SOURCE DATA START

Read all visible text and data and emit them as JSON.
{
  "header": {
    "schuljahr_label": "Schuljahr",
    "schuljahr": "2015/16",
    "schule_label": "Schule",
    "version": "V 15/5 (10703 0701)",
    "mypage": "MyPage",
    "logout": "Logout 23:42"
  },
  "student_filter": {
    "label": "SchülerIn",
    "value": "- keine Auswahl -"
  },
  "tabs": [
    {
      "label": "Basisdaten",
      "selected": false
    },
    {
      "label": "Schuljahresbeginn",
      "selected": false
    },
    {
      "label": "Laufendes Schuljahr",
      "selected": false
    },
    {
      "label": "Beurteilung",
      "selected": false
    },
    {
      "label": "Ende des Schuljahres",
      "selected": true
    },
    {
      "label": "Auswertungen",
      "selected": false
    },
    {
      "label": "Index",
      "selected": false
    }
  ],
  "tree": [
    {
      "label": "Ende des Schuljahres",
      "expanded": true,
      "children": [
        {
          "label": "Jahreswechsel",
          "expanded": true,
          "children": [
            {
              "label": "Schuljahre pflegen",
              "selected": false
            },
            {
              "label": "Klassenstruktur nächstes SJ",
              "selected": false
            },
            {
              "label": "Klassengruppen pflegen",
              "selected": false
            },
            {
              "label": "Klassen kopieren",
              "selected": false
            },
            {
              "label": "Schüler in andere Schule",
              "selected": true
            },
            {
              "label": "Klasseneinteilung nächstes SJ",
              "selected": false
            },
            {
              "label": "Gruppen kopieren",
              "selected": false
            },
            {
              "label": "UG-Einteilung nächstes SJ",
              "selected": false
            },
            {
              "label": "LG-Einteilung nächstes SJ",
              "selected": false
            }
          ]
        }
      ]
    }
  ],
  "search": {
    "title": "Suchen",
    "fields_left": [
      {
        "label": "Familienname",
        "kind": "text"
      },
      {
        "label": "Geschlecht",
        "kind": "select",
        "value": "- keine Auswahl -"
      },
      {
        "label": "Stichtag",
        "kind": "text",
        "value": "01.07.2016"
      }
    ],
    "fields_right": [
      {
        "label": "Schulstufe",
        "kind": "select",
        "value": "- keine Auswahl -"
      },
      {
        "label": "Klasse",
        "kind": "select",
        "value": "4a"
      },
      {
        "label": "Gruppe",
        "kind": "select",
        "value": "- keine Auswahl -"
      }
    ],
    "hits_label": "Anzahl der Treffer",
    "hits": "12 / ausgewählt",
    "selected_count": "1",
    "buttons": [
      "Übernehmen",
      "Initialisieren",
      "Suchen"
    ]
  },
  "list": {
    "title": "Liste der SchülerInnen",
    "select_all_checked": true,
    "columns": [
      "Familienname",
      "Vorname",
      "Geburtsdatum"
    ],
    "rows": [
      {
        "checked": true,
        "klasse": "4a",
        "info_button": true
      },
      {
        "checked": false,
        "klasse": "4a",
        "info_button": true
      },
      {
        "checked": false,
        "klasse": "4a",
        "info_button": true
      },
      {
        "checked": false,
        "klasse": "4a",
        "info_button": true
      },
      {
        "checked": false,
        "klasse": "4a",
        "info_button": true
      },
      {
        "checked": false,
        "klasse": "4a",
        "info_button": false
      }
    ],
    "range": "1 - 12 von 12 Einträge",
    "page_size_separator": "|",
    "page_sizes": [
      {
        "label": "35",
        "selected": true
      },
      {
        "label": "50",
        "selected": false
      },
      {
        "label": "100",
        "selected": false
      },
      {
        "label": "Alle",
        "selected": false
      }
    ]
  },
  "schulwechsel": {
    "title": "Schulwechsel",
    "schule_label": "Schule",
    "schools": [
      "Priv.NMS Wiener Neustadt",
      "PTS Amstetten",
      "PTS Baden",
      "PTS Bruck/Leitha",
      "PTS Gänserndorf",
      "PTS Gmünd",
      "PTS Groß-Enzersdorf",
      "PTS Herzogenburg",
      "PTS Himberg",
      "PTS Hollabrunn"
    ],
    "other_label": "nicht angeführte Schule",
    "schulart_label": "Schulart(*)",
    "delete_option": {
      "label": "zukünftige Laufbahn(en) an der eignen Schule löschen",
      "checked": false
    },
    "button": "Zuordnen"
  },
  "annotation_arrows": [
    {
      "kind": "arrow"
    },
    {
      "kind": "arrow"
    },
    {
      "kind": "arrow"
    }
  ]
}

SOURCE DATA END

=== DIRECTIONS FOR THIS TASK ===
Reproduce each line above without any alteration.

=== SOLUTION TO THE EXERCISE ===
Read all visible text and data and emit them as JSON.
{
  "header": {
    "schuljahr_label": "Schuljahr",
    "schuljahr": "2015/16",
    "schule_label": "Schule",
    "version": "V 15/5 (10703 0701)",
    "mypage": "MyPage",
    "logout": "Logout 23:42"
  },
  "student_filter": {
    "label": "SchülerIn",
    "value": "- keine Auswahl -"
  },
  "tabs": [
    {
      "label": "Basisdaten",
      "selected": false
    },
    {
      "label": "Schuljahresbeginn",
      "selected": false
    },
    {
      "label": "Laufendes Schuljahr",
      "selected": false
    },
    {
      "label": "Beurteilung",
      "selected": false
    },
    {
      "label": "Ende des Schuljahres",
      "selected": true
    },
    {
      "label": "Auswertungen",
      "selected": false
    },
    {
      "label": "Index",
      "selected": false
    }
  ],
  "tree": [
    {
      "label": "Ende des Schuljahres",
      "expanded": true,
      "children": [
        {
          "label": "Jahreswechsel",
          "expanded": true,
          "children": [
            {
              "label": "Schuljahre pflegen",
              "selected": false
            },
            {
              "label": "Klassenstruktur nächstes SJ",
              "selected": false
            },
            {
              "label": "Klassengruppen pflegen",
              "selected": false
            },
            {
              "label": "Klassen kopieren",
              "selected": false
            },
            {
              "label": "Schüler in andere Schule",
              "selected": true
            },
            {
              "label": "Klasseneinteilung nächstes SJ",
              "selected": false
            },
            {
              "label": "Gruppen kopieren",
              "selected": false
            },
            {
              "label": "UG-Einteilung nächstes SJ",
              "selected": false
            },
            {
              "label": "LG-Einteilung nächstes SJ",
              "selected": false
            }
          ]
        }
      ]
    }
  ],
  "search": {
    "title": "Suchen",
    "fields_left": [
      {
        "label": "Familienname",
        "kind": "text"
      },
      {
        "label": "Geschlecht",
        "kind": "select",
        "value": "- keine Auswahl -"
      },
      {
        "label": "Stichtag",
        "kind": "text",
        "value": "01.07.2016"
      }
    ],
    "fields_right": [
      {
        "label": "Schulstufe",
        "kind": "select",
        "value": "- keine Auswahl -"
      },
      {
        "label": "Klasse",
        "kind": "select",
        "value": "4a"
      },
      {
        "label": "Gruppe",
        "kind": "select",
        "value": "- keine Auswahl -"
      }
    ],
    "hits_label": "Anzahl der Treffer",
    "hits": "12 / ausgewählt",
    "selected_count": "1",
    "buttons": [
      "Übernehmen",
      "Initialisieren",
      "Suchen"
    ]
  },
  "list": {
    "title": "Liste der SchülerInnen",
    "select_all_checked": true,
    "columns": [
      "Familienname",
      "Vorname",
      "Geburtsdatum"
    ],
    "rows": [
      {
        "checked": true,
        "klasse": "4a",
        "info_button": true
      },
      {
        "checked": false,
        "klasse": "4a",
        "info_button": true
      },
      {
        "checked": false,
        "klasse": "4a",
        "info_button": true
      },
      {
        "checked": false,
        "klasse": "4a",
        "info_button": true
      },
      {
        "checked": false,
        "klasse": "4a",
        "info_button": true
      },
      {
        "checked": false,
        "klasse": "4a",
        "info_button": false
      }
    ],
    "range": "1 - 12 von 12 Einträge",
    "page_size_separator": "|",
    "page_sizes": [
      {
        "label": "35",
        "selected": true
      },
      {
        "label": "50",
        "selected": false
      },
      {
        "label": "100",
        "selected": false
      },
      {
        "label": "Alle",
        "selected": false
      }
    ]
  },
  "schulwechsel": {
    "title": "Schulwechsel",
    "schule_label": "Schule",
    "schools": [
      "Priv.NMS Wiener Neustadt",
      "PTS Amstetten",
      "PTS Baden",
      "PTS Bruck/Leitha",
      "PTS Gänserndorf",
      "PTS Gmünd",
      "PTS Groß-Enzersdorf",
      "PTS Herzogenburg",
      "PTS Himberg",
      "PTS Hollabrunn"
    ],
    "other_label": "nicht angeführte Schule",
    "schulart_label": "Schulart(*)",
    "delete_option": {
      "label": "zukünftige Laufbahn(en) an der eignen Schule löschen",
      "checked": false
    },
    "button": "Zuordnen"
  },
  "annotation_arrows": [
    {
      "kind": "arrow"
    },
    {
      "kind": "arrow"
    },
    {
      "kind": "arrow"
    }
  ]
}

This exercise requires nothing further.